Time and time again, I come across redirects that have become stale and don’t provide as much SEO value as they once did. This can include redirects that once had a specific purpose, like removing old site architecture from Google’s index or old vanity URLs that are not active anymore. If some of your redirects provide little to no value, you should consider cleaning these up because each time a URL is called by a browser, every single one of those redirects is checked to see if the requested URL needs to be sent elsewhere. This can have a serious effect on your load time and can often lead to users leaving your site. This can also be the cause of redirect chains as discussed above.
3) Internal links that redirect
Think about it: after implementing a redirect, do you clean up all those occurrences of old URLs that were linked all across your site, or do you continue to allow them to 301 redirect? If you don’t clean up your interlinked 301 redirects, you might want to start.

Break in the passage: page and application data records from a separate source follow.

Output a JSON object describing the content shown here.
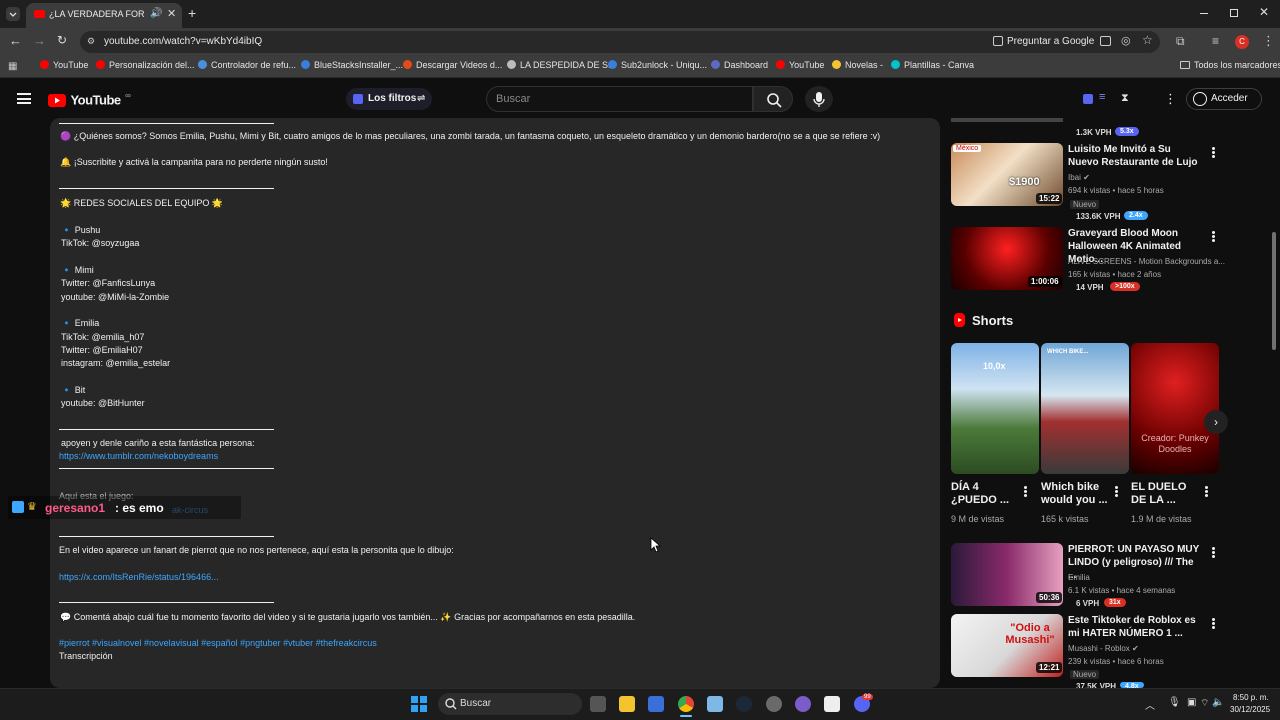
{
  "browser": {
    "tab_title": "¿LA VERDADERA FORMA D",
    "url": "youtube.com/watch?v=wKbYd4ibIQ",
    "translate_label": "Preguntar a Google",
    "profile_initial": "C",
    "bookmarks": [
      {
        "label": "YouTube",
        "color": "#ff0000"
      },
      {
        "label": "Personalización del...",
        "color": "#ff0000"
      },
      {
        "label": "Controlador de refu...",
        "color": "#4a90e2"
      },
      {
        "label": "BlueStacksInstaller_...",
        "color": "#3b7ddd"
      },
      {
        "label": "Descargar Videos d...",
        "color": "#e64a19"
      },
      {
        "label": "LA DESPEDIDA DE S...",
        "color": "#bbbbbb"
      },
      {
        "label": "Sub2unlock - Uniqu...",
        "color": "#3b7ddd"
      },
      {
        "label": "Dashboard",
        "color": "#5c6bc0"
      },
      {
        "label": "YouTube",
        "color": "#ff0000"
      },
      {
        "label": "Novelas -",
        "color": "#f4c430"
      },
      {
        "label": "Plantillas - Canva",
        "color": "#00c4cc"
      }
    ],
    "all_bookmarks": "Todos los marcadores"
  },
  "yt": {
    "logo_text": "YouTube",
    "logo_sup": "∞",
    "filters_label": "Los filtros",
    "search_placeholder": "Buscar",
    "signin_label": "Acceder"
  },
  "description": {
    "lines": [
      "🟣 ¿Quiénes somos? Somos Emilia, Pushu, Mimi y Bit, cuatro amigos de lo mas peculiares, una zombi tarada, un fantasma coqueto, un esqueleto dramático y un demonio bardero(no se a que se refiere :v)",
      "🔔 ¡Suscribite y activá la campanita para no perderte ningún susto!",
      "🌟 REDES SOCIALES DEL EQUIPO 🌟",
      "🔹 Pushu",
      "TikTok: @soyzugaa",
      "🔹 Mimi",
      "Twitter: @FanficsLunya",
      "youtube: @MiMi-la-Zombie",
      "🔹 Emilia",
      "TikTok: @emilia_h07",
      "Twitter: @EmiliaH07",
      "instagram: @emilia_estelar",
      "🔹 Bit",
      "youtube: @BitHunter",
      "apoyen y denle cariño a esta fantástica persona:",
      "https://www.tumblr.com/nekoboydreams",
      "Aquí esta el juego:",
      "ak-circus",
      "En el video aparece un fanart de pierrot que no nos pertenece, aquí esta la personita que lo dibujo:",
      "https://x.com/ItsRenRie/status/196466...",
      "💬 Comentá abajo cuál fue tu momento favorito del video y si te gustaria jugarlo vos también... ✨ Gracias por acompañarnos en esta pesadilla.",
      "#pierrot  #visualnovel  #novelavisual  #español  #pngtuber  #vtuber  #thefreakcircus",
      "Transcripción"
    ],
    "chat_user": "geresano1",
    "chat_msg": ": es emo"
  },
  "sidebar": {
    "top_partial_views": "1.3K VPH",
    "top_partial_badge": "5.3x",
    "videos": [
      {
        "title": "Luisito Me Invitó a Su Nuevo Restaurante de Lujo",
        "channel": "Ibai",
        "meta": "694 k vistas • hace 5 horas",
        "tag": "Nuevo",
        "vph": "133.6K VPH",
        "badge": "2.4x",
        "duration": "15:22",
        "thumb_overlay": "$1900",
        "flag": "México"
      },
      {
        "title": "Graveyard Blood Moon Halloween 4K Animated Motio...",
        "channel": "ALIVE SCREENS - Motion Backgrounds a...",
        "meta": "165 k vistas • hace 2 años",
        "vph": "14 VPH",
        "badge": ">100x",
        "duration": "1:00:06"
      },
      {
        "title": "PIERROT: UN PAYASO MUY LINDO (y peligroso) /// The ...",
        "channel": "Emilia",
        "meta": "6.1 K vistas • hace 4 semanas",
        "vph": "6 VPH",
        "badge": "31x",
        "duration": "50:36"
      },
      {
        "title": "Este Tiktoker de Roblox es mi HATER NÚMERO 1 ...",
        "channel": "Musashi - Roblox",
        "meta": "239 k vistas • hace 6 horas",
        "tag": "Nuevo",
        "vph": "37.5K VPH",
        "badge": "4.8x",
        "duration": "12:21",
        "thumb_overlay": "\"Odio a Musashi\""
      }
    ],
    "shorts_title": "Shorts",
    "shorts": [
      {
        "title": "DÍA 4 ¿PUEDO ...",
        "views": "9 M de vistas",
        "overlay": "10,0x"
      },
      {
        "title": "Which bike would you ...",
        "views": "165 k vistas",
        "overlay": "WHICH BIKE..."
      },
      {
        "title": "EL DUELO DE LA ...",
        "views": "1.9 M de vistas",
        "overlay": "Creador: Punkey Doodles"
      }
    ]
  },
  "taskbar": {
    "search_label": "Buscar",
    "time": "8:50 p. m.",
    "date": "30/12/2025",
    "notif_count": "99"
  },
  "colors": {
    "accent_link": "#3ea6ff",
    "vph_badge": "#5865f2",
    "yt_red": "#ff0000"
  }
}
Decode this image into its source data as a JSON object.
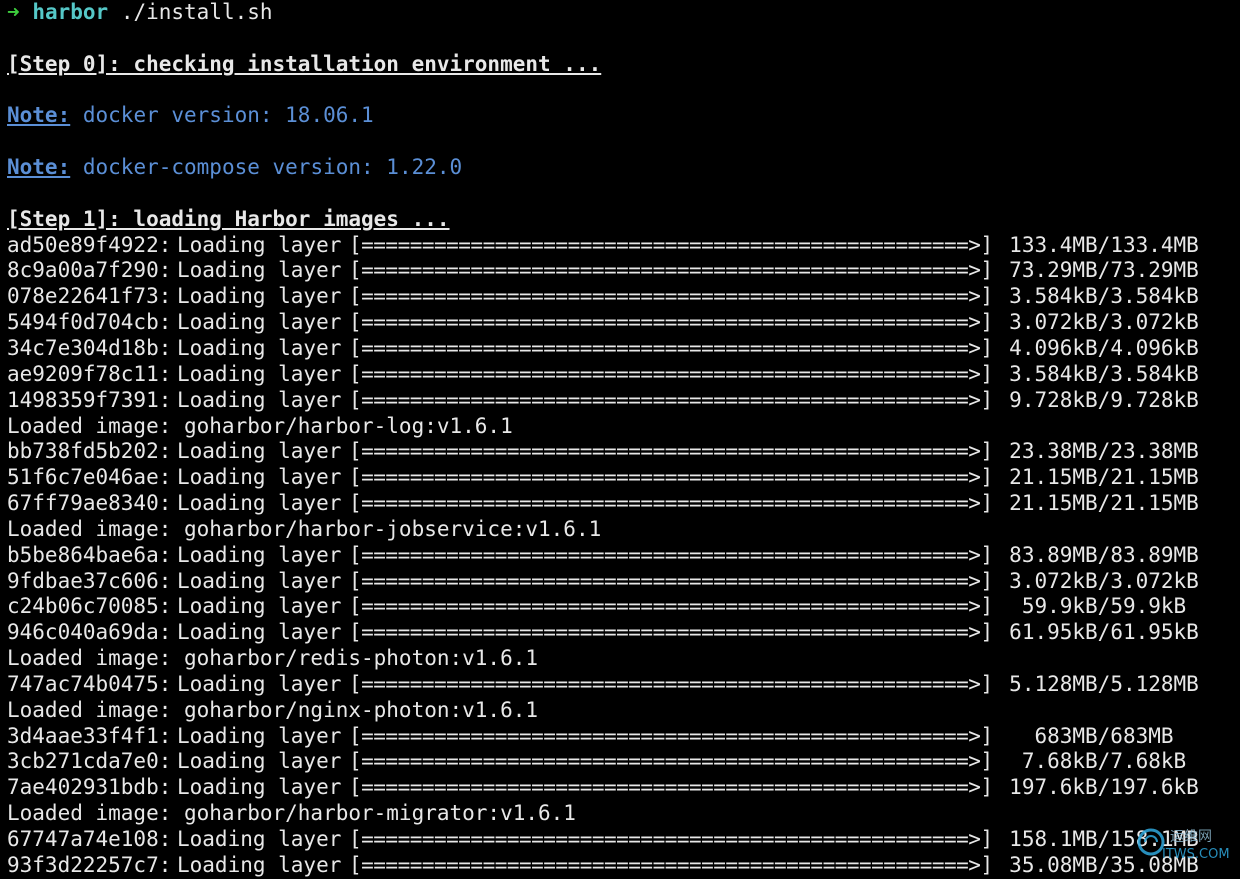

With mobile numbers growing and Google emphasizing site speed, users on mobile devices are expecting fast load times with every click. If a user clicks an internal link that ends up redirecting, it adds to their load time and could result in a bounce. And if 301 redirects are linked internally, it takes crawlers more time to get to the final page. This is a waste of your valuable crawl budget and means search engines will spend less time crawling and indexing live pages that you want them to crawl.
You can easily find out how to clean all your internal links that are 301 redirects by running a crawl with Screaming Frog using the All Inlinks report under the Bulk Export menu.
4) Canonical tags pointing to URLs that redirect
Sometimes canonical tags can be implemented manually or dynamically across certain content management systems that can cause issues for search engines. You don’t want to have canonical tags that point to URLs that are redirecting or aren’t reflecting the exact URL that you want to be in Google’s index. This will confuse search engine crawlers because this tag communicates with search engines which URL should rank for query results. To identify if you have any canonical tags pointing toward redirecting URLs, run a crawl using Screaming Frog, and select the Directives tab. With your table of URLs in front of you, scroll over to the right until you get to the Canonical Link Element 1.
Select the list of these URLs from this column and paste them in a List Mode crawl. If you spot any 301s after your crawl is done, notify your SEO or developer of the changes that need to be made.
5) Identifying and redirecting your broken links
If your site has gone through a few structure changes over the years, it likely has some authoritative links pointing to old URLs that return a 404 error.
Using a backlink analysis tool like Open Site Explorer or Ahrefs, export your list of target URLs and drop those URLs in Screaming Frog by selecting Mode>List, clicking Upload, and selecting Paste or Enter Manually.
After the crawl of your URLs is complete, take a look at the status column and start looking for URLs that might be returning a 404 status. Make sure to check the stats tied to the links using Ahrefs or Open Site Explorer and figure out if they provide any value.
Note: If you’re using Ahrefs, you don’t even need to export your list of backlinks with their broken link report.
If you don’t have any background in SEO or in understanding link metrics, get in touch with someone that does and ask them if the links provide any value. You can also check Google Analytics landing page reports to see if they have resulted in any traffic over the past year.
As you can see, a lot of different redirect issues that are “under-the-hood” can happen over time and could possibly be hurting your SEO efforts (without you even knowing). The best way to combat these redirect issues is to set up an effective process for mapping redirects, retiring pages and cleaning up your site’s old URLs. If you are not comfortable diving in and understanding how your redirects behave, consult an SEO expert or a developer for some assistance.